Settled on a Samsung 2243BXW due to price, and the fact that Samsung is one of the four companies that make all of the LCD monitors in the world.

The thing that I like about the screen is the 300 cd/m2 brightness. This blows away my laptop, and interestingly this does not seem to be a specification typically listed with laptops.

The first thing I did on setup, was color calibrate the monitor using the Pantone Spyder2 to compare it with my HP laptop.  After some experimenting I discovered Windows does not support ICC profiles on multiple screens, unless separate video cards are used.

The other thing I noticed is that there is a very narrow viewing angle (around 5 degrees) for the correct colour viewing. Moving slightly to either side (or up and down) and a red hue begins to appear at the edges.

After calibrating the screen, I checked the ICC profile using Chromix ColorThink software. This software is brilliant for understanding color issues, allowing visual 2D and 3D rendering and comparison of color profiles.

Results of the calibration show the Samsung 2243BWX screen has a color profile that approximates sRGB. (The Eizo screens quote 95-98% of AdobeRGB1998).

The other result is that the laptop screen gamut is smaller than sRGB, and this explains why images viewed on a laptop in a non-color managed environment appear faded. (I have had a couple of friends confine this effect on different laptop brands.)

This raises an interesting question – If LCD monitors can produce sRGB, why do laptops have a smaller gamut, when they are effectively the same thing?

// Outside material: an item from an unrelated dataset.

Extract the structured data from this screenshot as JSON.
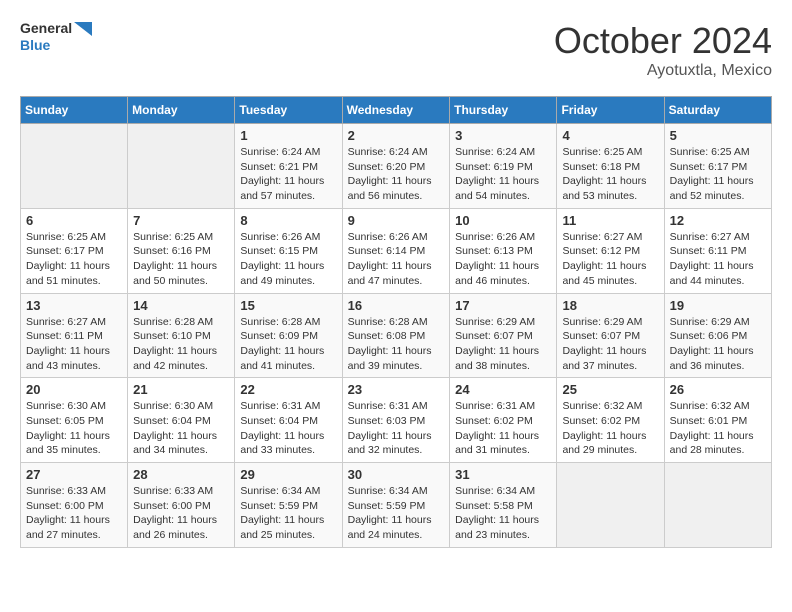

The conclusion – The Samsung 2243BWX will do me for now, but when I get the funds together, will be upgrading to an Eizo monitor.